> _Action item_: If a line in the entries below contains "this", copy it.

**** Records provided ****

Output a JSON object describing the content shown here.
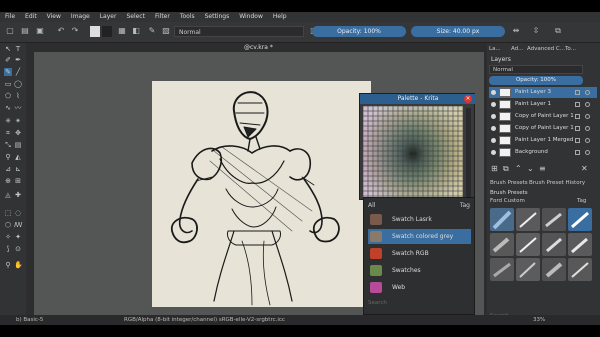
{
  "menubar": {
    "items": [
      "File",
      "Edit",
      "View",
      "Image",
      "Layer",
      "Select",
      "Filter",
      "Tools",
      "Settings",
      "Window",
      "Help"
    ]
  },
  "toolbar": {
    "blend_mode": "Normal",
    "opacity_label": "Opacity: 100%",
    "opacity_value": 1.0,
    "size_label": "Size: 40.00 px"
  },
  "document": {
    "tab_title": "@cv.kra *"
  },
  "palette": {
    "title": "Palette - Krita",
    "close_glyph": "×"
  },
  "presets": {
    "filter": "All",
    "tag_label": "Tag",
    "items": [
      {
        "label": "Swatch Lasrk",
        "color": "#7a5a4a"
      },
      {
        "label": "Swatch colored grey",
        "color": "#8a7a6a"
      },
      {
        "label": "Swatch RGB",
        "color": "#c0402a"
      },
      {
        "label": "Swatches",
        "color": "#6a8a4a"
      },
      {
        "label": "Web",
        "color": "#b84a9a"
      }
    ],
    "search_placeholder": "Search"
  },
  "docker": {
    "tabs": [
      "La...",
      "Ad...",
      "Advanced C...",
      "To..."
    ],
    "layers_title": "Layers",
    "blend_mode": "Normal",
    "opacity_label": "Opacity: 100%",
    "layers": [
      {
        "name": "Paint Layer 3",
        "selected": true
      },
      {
        "name": "Paint Layer 1",
        "selected": false
      },
      {
        "name": "Copy of Paint Layer 1",
        "selected": false
      },
      {
        "name": "Copy of Paint Layer 1",
        "selected": false
      },
      {
        "name": "Paint Layer 1 Merged",
        "selected": false
      },
      {
        "name": "Background",
        "selected": false
      }
    ],
    "brush_tabs": [
      "Brush Presets",
      "Brush Preset History"
    ],
    "brush_presets_title": "Brush Presets",
    "brush_tag": "Ford Custom",
    "brush_tag_button": "Tag",
    "brush_search_placeholder": "Search",
    "zoom": "33%"
  },
  "statusbar": {
    "brush": "b) Basic-5",
    "color_info": "RGB/Alpha (8-bit integer/channel)  sRGB-elle-V2-srgbtrc.icc"
  },
  "colors": {
    "accent": "#3b6ea0",
    "selection": "#2c5f8e",
    "panel": "#323335",
    "canvas": "#545656",
    "paper": "#e7e3d7"
  }
}
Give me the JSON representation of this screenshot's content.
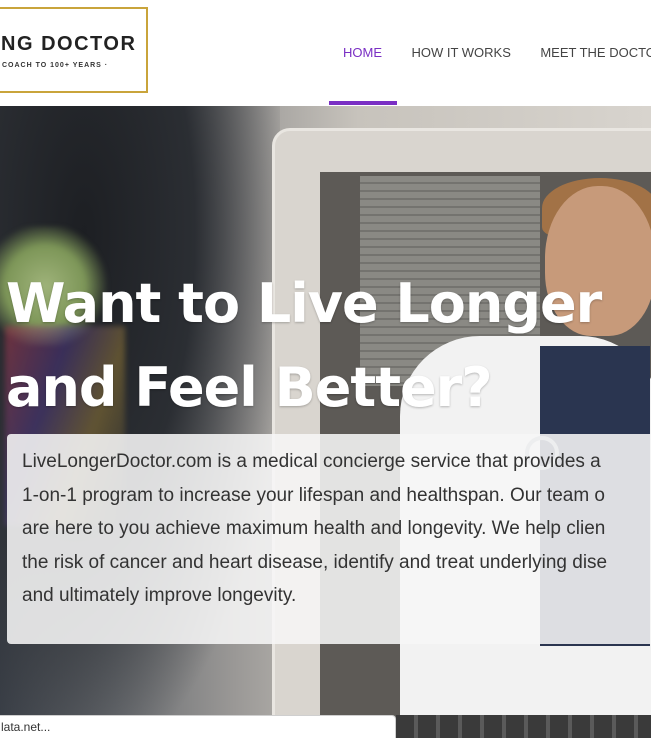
{
  "header": {
    "logo": {
      "main": "ONG DOCTOR",
      "sub": "COACH TO 100+ YEARS ·"
    },
    "nav": [
      {
        "label": "HOME",
        "active": true
      },
      {
        "label": "HOW IT WORKS",
        "active": false
      },
      {
        "label": "MEET THE DOCTO",
        "active": false
      }
    ],
    "accent_color": "#7a2fc4",
    "logo_border_color": "#c9a43b"
  },
  "hero": {
    "title_line1": "Want to Live Longer",
    "title_line2": "and Feel Better?",
    "intro_text": "LiveLongerDoctor.com is a medical concierge service that provides a\n1-on-1 program to increase your lifespan and healthspan. Our team o\nare here to you achieve maximum health and longevity. We help clien\nthe risk of cancer and heart disease, identify and treat underlying dise\nand ultimately improve longevity."
  },
  "statusbar": {
    "text": "lata.net..."
  }
}
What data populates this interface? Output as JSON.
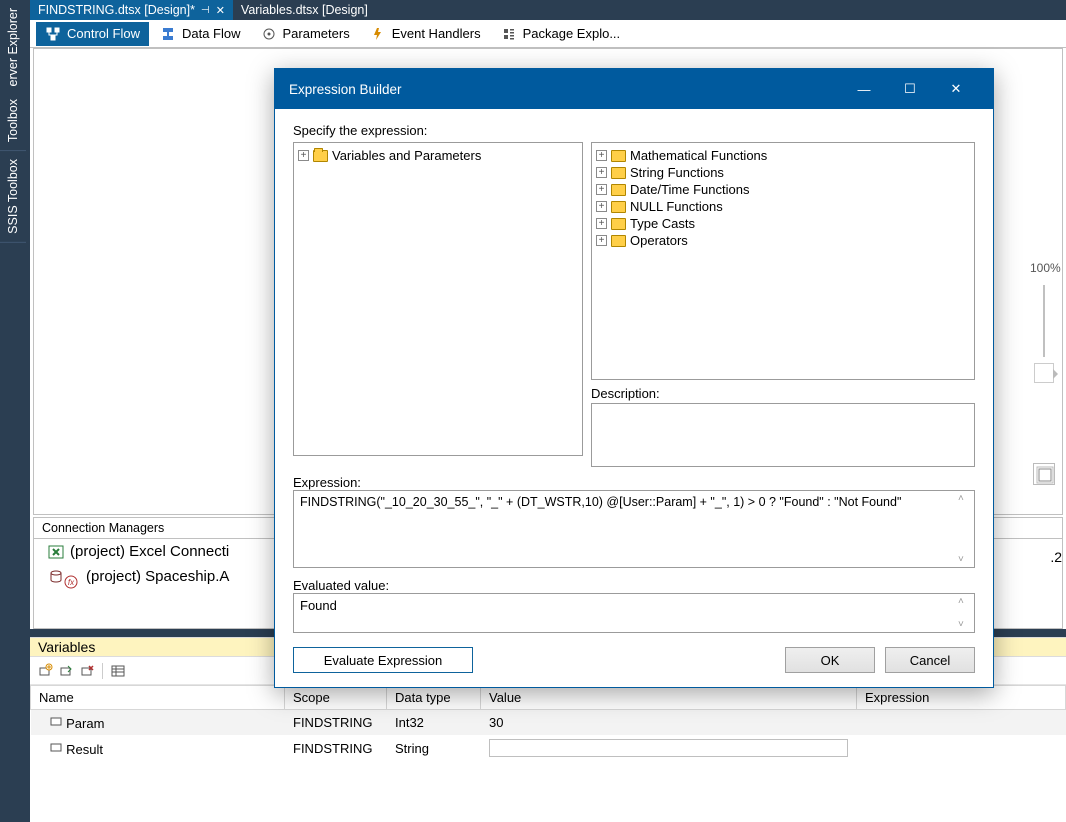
{
  "leftRail": {
    "tabs": [
      "erver Explorer",
      "Toolbox",
      "SSIS Toolbox"
    ]
  },
  "docTabs": {
    "active": {
      "label": "FINDSTRING.dtsx [Design]*"
    },
    "inactive": {
      "label": "Variables.dtsx [Design]"
    }
  },
  "designNav": {
    "controlFlow": "Control Flow",
    "dataFlow": "Data Flow",
    "parameters": "Parameters",
    "eventHandlers": "Event Handlers",
    "packageExplorer": "Package Explo..."
  },
  "rightTools": {
    "zoomPct": "100%"
  },
  "connMgr": {
    "header": "Connection Managers",
    "items": [
      "(project) Excel Connecti",
      "(project) Spaceship.A"
    ]
  },
  "variablesPanel": {
    "title": "Variables",
    "columns": {
      "name": "Name",
      "scope": "Scope",
      "dataType": "Data type",
      "value": "Value",
      "expression": "Expression"
    },
    "rows": [
      {
        "name": "Param",
        "scope": "FINDSTRING",
        "dataType": "Int32",
        "value": "30",
        "expression": ""
      },
      {
        "name": "Result",
        "scope": "FINDSTRING",
        "dataType": "String",
        "value": "",
        "expression": ""
      }
    ]
  },
  "dialog": {
    "title": "Expression Builder",
    "specifyLabel": "Specify the expression:",
    "leftTree": {
      "root": "Variables and Parameters"
    },
    "rightTree": {
      "nodes": [
        "Mathematical Functions",
        "String Functions",
        "Date/Time Functions",
        "NULL Functions",
        "Type Casts",
        "Operators"
      ]
    },
    "descriptionLabel": "Description:",
    "expressionLabel": "Expression:",
    "expressionText": "FINDSTRING(\"_10_20_30_55_\", \"_\" + (DT_WSTR,10) @[User::Param] + \"_\", 1) > 0 ? \"Found\" : \"Not Found\"",
    "evaluatedLabel": "Evaluated value:",
    "evaluatedValue": "Found",
    "buttons": {
      "evaluate": "Evaluate Expression",
      "ok": "OK",
      "cancel": "Cancel"
    }
  },
  "misc": {
    "truncatedNumber": ".2"
  }
}
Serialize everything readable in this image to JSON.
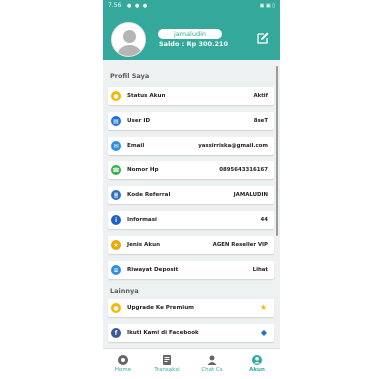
{
  "status_bar": {
    "time": "7.56",
    "signal": "● ● ●",
    "right": "▣ ▣ ▯"
  },
  "header": {
    "username": "jamaludin",
    "saldo_label": "Saldo : Rp 300.210"
  },
  "profil": {
    "title": "Profil Saya",
    "rows": [
      {
        "label": "Status Akun",
        "value": "Aktif",
        "icon": "status-icon",
        "color": "#f5b800"
      },
      {
        "label": "User ID",
        "value": "8seT",
        "icon": "id-card-icon",
        "color": "#1e73d8"
      },
      {
        "label": "Email",
        "value": "yassirriska@gmail.com",
        "icon": "email-icon",
        "color": "#2d8fe0"
      },
      {
        "label": "Nomor Hp",
        "value": "0895643316167",
        "icon": "phone-icon",
        "color": "#2fb24a"
      },
      {
        "label": "Kode Referral",
        "value": "JAMALUDIN",
        "icon": "referral-icon",
        "color": "#2c6fc2"
      },
      {
        "label": "Informasi",
        "value": "44",
        "icon": "info-icon",
        "color": "#1f5fc8"
      },
      {
        "label": "Jenis Akun",
        "value": "AGEN Reseller VIP",
        "icon": "account-type-icon",
        "color": "#f0a500"
      },
      {
        "label": "Riwayat Deposit",
        "value": "Lihat",
        "icon": "deposit-history-icon",
        "color": "#2d8fe0"
      }
    ]
  },
  "lainnya": {
    "title": "Lainnya",
    "rows": [
      {
        "label": "Upgrade Ke Premium",
        "icon": "upgrade-icon",
        "color": "#f5b800",
        "right_icon": "star-icon"
      },
      {
        "label": "Ikuti Kami di Facebook",
        "icon": "facebook-icon",
        "color": "#3b5998",
        "right_icon": "diamond-icon"
      }
    ]
  },
  "nav": {
    "items": [
      {
        "label": "Home",
        "icon": "home-icon"
      },
      {
        "label": "Transaksi",
        "icon": "transaction-icon"
      },
      {
        "label": "Chat Cs",
        "icon": "chat-icon"
      },
      {
        "label": "Akun",
        "icon": "account-icon"
      }
    ],
    "active_index": 3
  },
  "colors": {
    "primary": "#34a99b",
    "background": "#eef1f1"
  }
}
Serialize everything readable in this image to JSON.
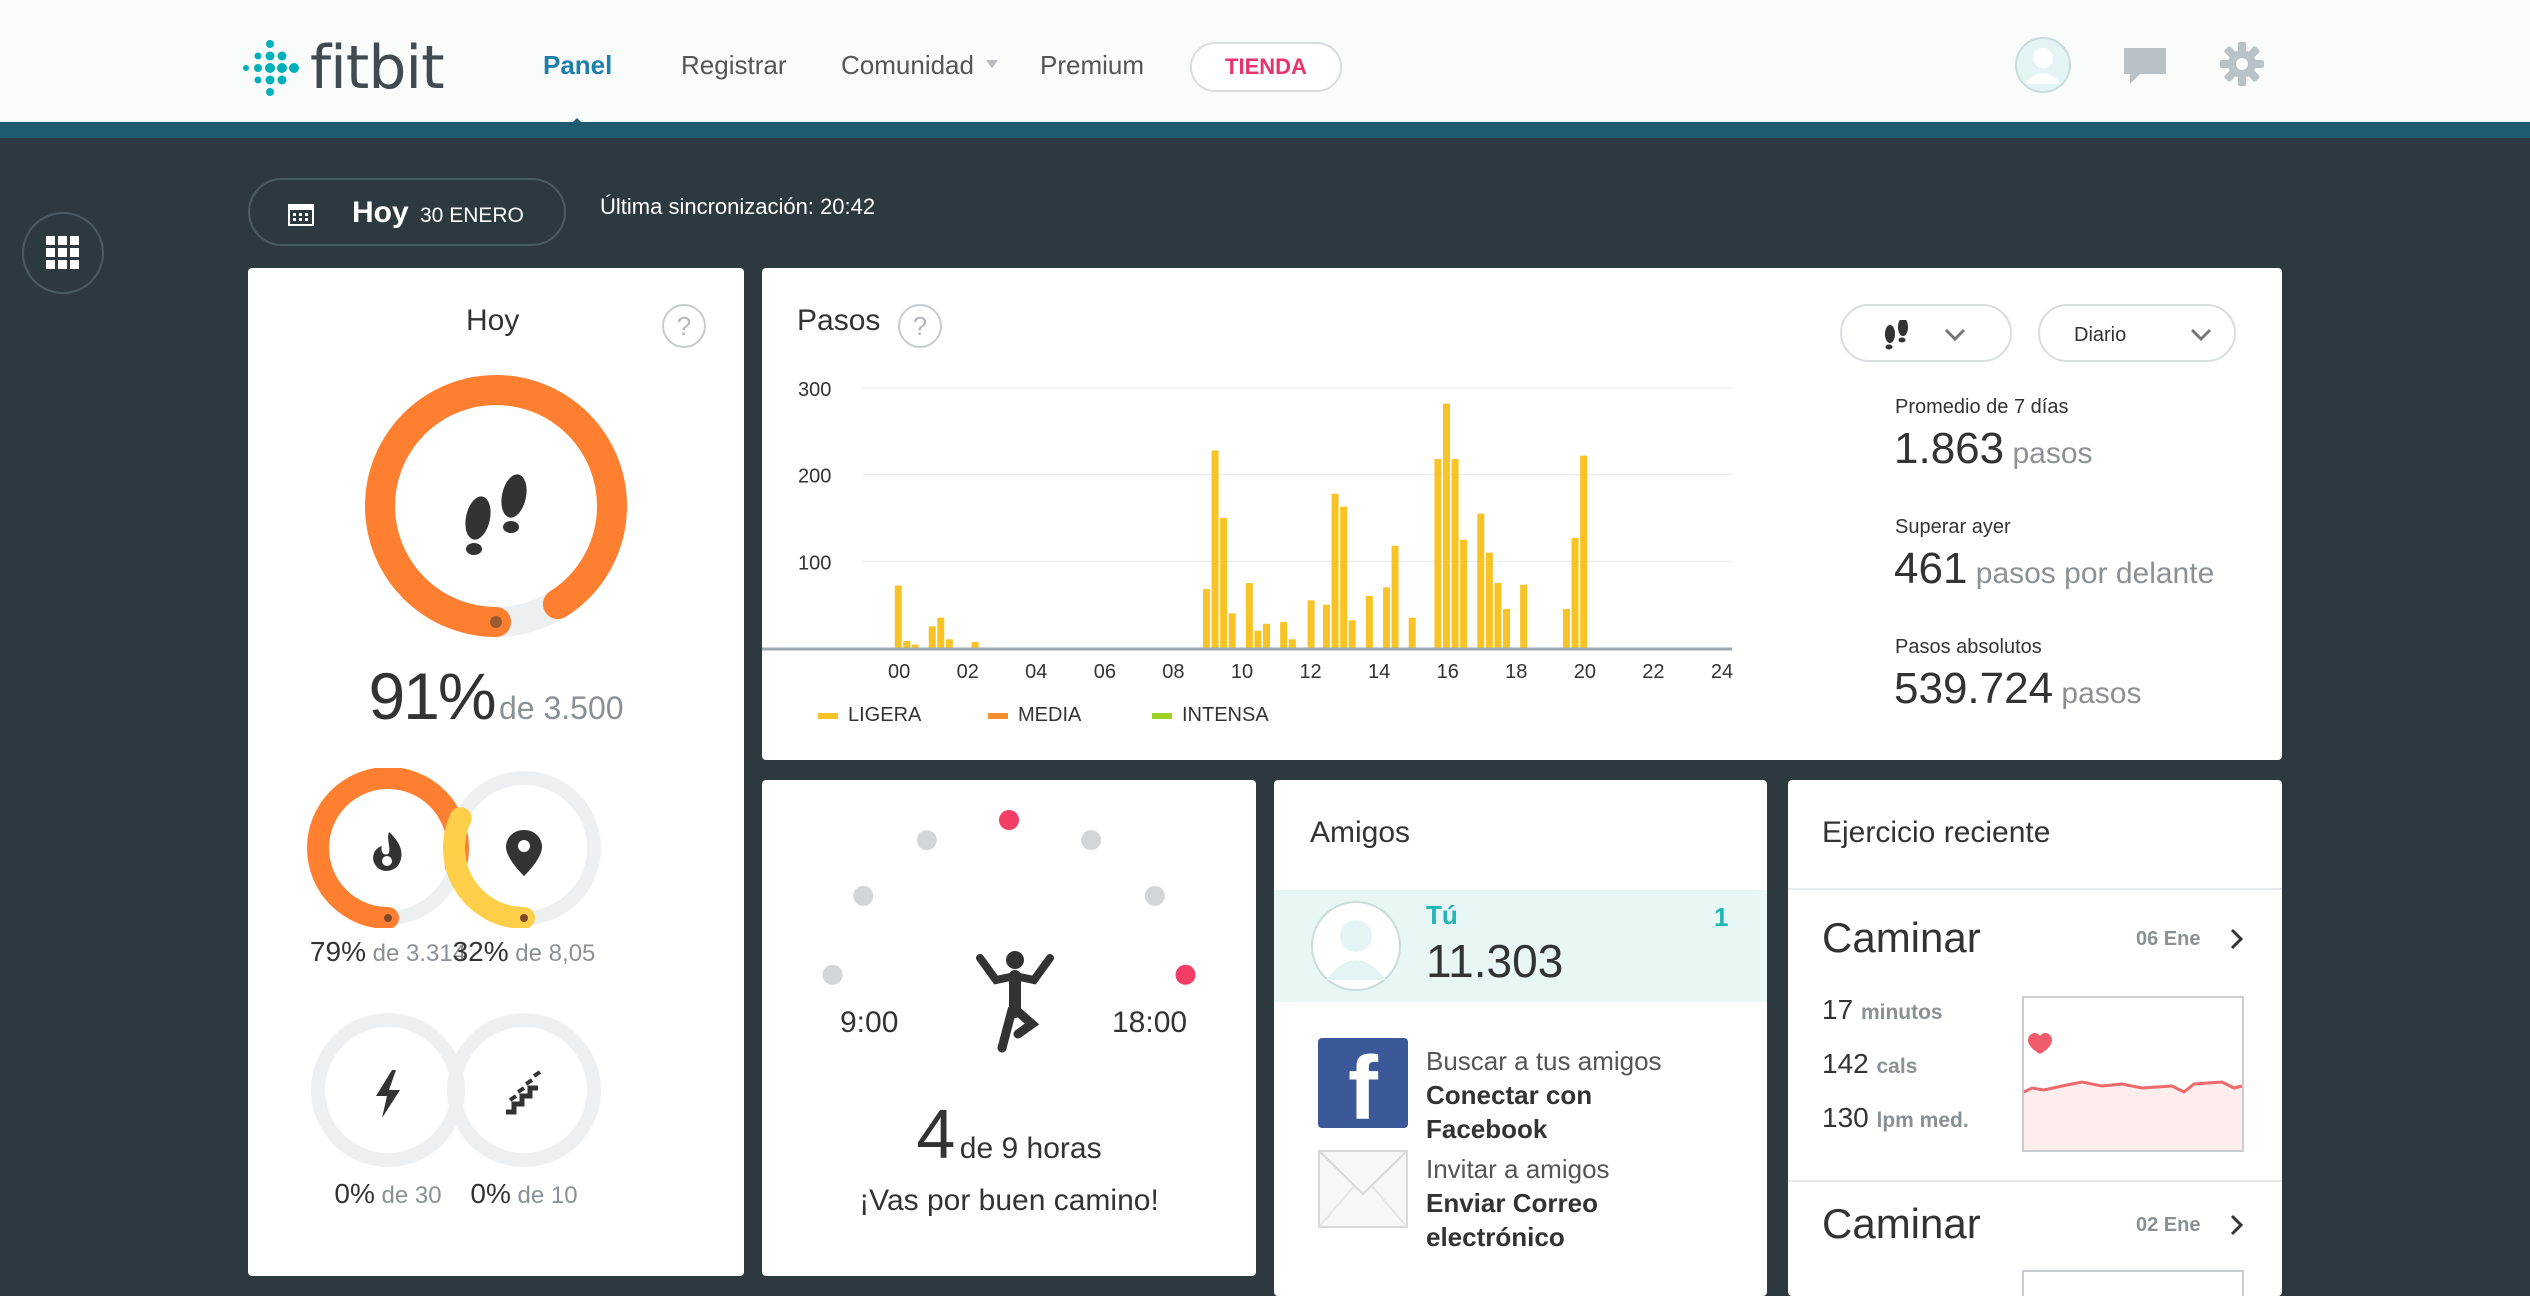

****

> _Exercise output_:
Give me the JSON representation of this screenshot's content.
What data populates this interface? Output as JSON.
Serialize everything readable in this image to JSON.
Serialize everything readable in this image to JSON.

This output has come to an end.